As I stated above, this isn’t my first rodeo. I have a whole handful of tales similar to this one, in which I am caring for my tiny children to the very best of my ability, and a villain pops into the frame and yells some things at me about how I should be doing a much better job. In these moments, I’m never ignoring the needs of my girls, nor would I ever abuse them, endanger them or call them names. I’m not drunk or disheveled. I’m not even staring at my phone absentmindedly. To put it another way, I’m just a normal mom on a normal day. On some days, I’m even an awesome mom, with my own particular brand of awesomeness.
But even though I know myself to be more than a decent mother, I’ve still experienced public shaming, in various forms, too many times to count. It’s not always as brutal as the experience with the finger-wagging lady at the library. Sometimes it’s a glance, an unnecessarily comment, or an exaggerated sigh or huff from a shopper in the grocery store.
What’s going on here? Why is this a common occurrence? Maybe it’s because I’m a youngish mother and folks feel comfortable talking down to me. Or maybe I have a few too many kids, too close in age. Maybe it’s my messy bun or crappy van. Or maybe it’s because I live in a swanky retirement town, where many of my fellow villagers are clueless about the day-to-day care and feeding of small child children. Or maybe I’m caught in the midst of a cultural shift that’s taken us too far in the wrong direction.
Whatever the reason, I wish I could escape it. I wish I could wake up in the 1970s, with sweet feathered hair and high waisted jeans, and I could smoke a cigarette and drink a Tab and be like, “Kids, go play in the road!”
The other day I met my sister-in-law at a park so she could watch my kids, and she commented on the beautiful spread of snacks I had packed for them: goat cheese and seed crackers and berries and probably seaweed. I joked, “If I don’t feed these snacks to them, someone will call CPS on me.”
I thought back to going to the beach with my mother in the 90s, and all I could remember eating was a thermos of boiled hotdogs (no buns) and using the public water fountain. So I decided to ask my own mom about her childhood, and she sent me text after text rich with amazing stories of seventies-style parental neglect and childhood adventure.
My 1970s mothering fantasy became even more real, as I imagined myself telling all my kids to hop into a huge metal boat of a car, with a leather bench seat and no belts or harnesses or buckles. The girls roll around in the backseat as I head towards the to Rec center, where I intend to drop them off to play unsupervised.
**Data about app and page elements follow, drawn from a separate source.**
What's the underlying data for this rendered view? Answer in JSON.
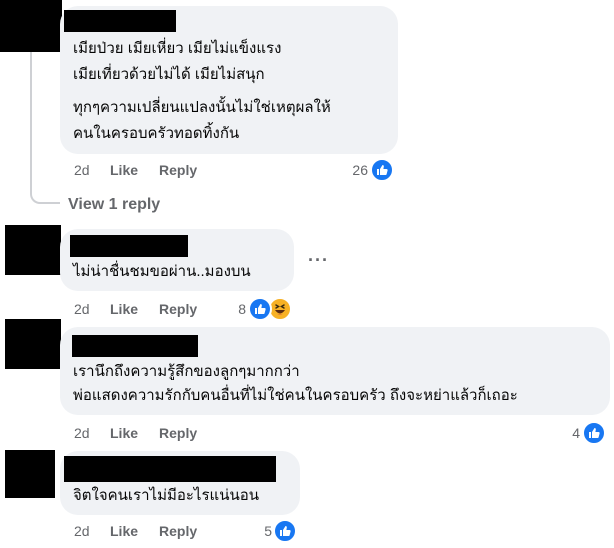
{
  "comments": [
    {
      "lines": [
        "เมียป่วย เมียเหี่ยว เมียไม่แข็งแรง",
        "เมียเที่ยวด้วยไม่ได้ เมียไม่สนุก",
        "ทุกๆความเปลี่ยนแปลงนั้นไม่ใช่เหตุผลให้",
        "คนในครอบครัวทอดทิ้งกัน"
      ],
      "time": "2d",
      "like": "Like",
      "reply": "Reply",
      "reactions": "26"
    },
    {
      "lines": [
        "ไม่น่าชื่นชมขอผ่าน..มองบน"
      ],
      "time": "2d",
      "like": "Like",
      "reply": "Reply",
      "reactions": "8"
    },
    {
      "lines": [
        "เรานึกถึงความรู้สึกของลูกๆมากกว่า",
        "พ่อแสดงความรักกับคนอื่นที่ไม่ใช่คนในครอบครัว ถึงจะหย่าแล้วก็เถอะ"
      ],
      "time": "2d",
      "like": "Like",
      "reply": "Reply",
      "reactions": "4"
    },
    {
      "lines": [
        "จิตใจคนเราไม่มีอะไรแน่นอน"
      ],
      "time": "2d",
      "like": "Like",
      "reply": "Reply",
      "reactions": "5"
    }
  ],
  "view_replies": "View 1 reply",
  "more_options": "···",
  "icons": {
    "like": "thumbs-up-icon",
    "haha": "haha-emoji-icon",
    "more": "more-options-icon"
  },
  "colors": {
    "like_blue": "#1877f2",
    "bubble_bg": "#f0f2f5",
    "meta_gray": "#65676b"
  }
}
Are you over 4 years old? Get out and fend for yourself, kid. Walk home later. If you get thirsty, drink out of the neighbors hose or something. If you want seaweed, you’ll have to eat directly out of the Gulf. If you act up, someone will see you and scold you. And I’ll hear about it, one way or another, so just don’t do it. I’ll see you tonight when the street lights come on. Dinner will be hot and delicious since I will prepare it in peace.
“Bless me, Father, for I have sinned. It’s been one week since my last confession. I’ve created a fantasy life in which I am a 1970s mother who neglects her children most of the time and yet still receive lots of community support for doing so.”
“Again, Chelsea, this is fairly weird, but not an actual sin.”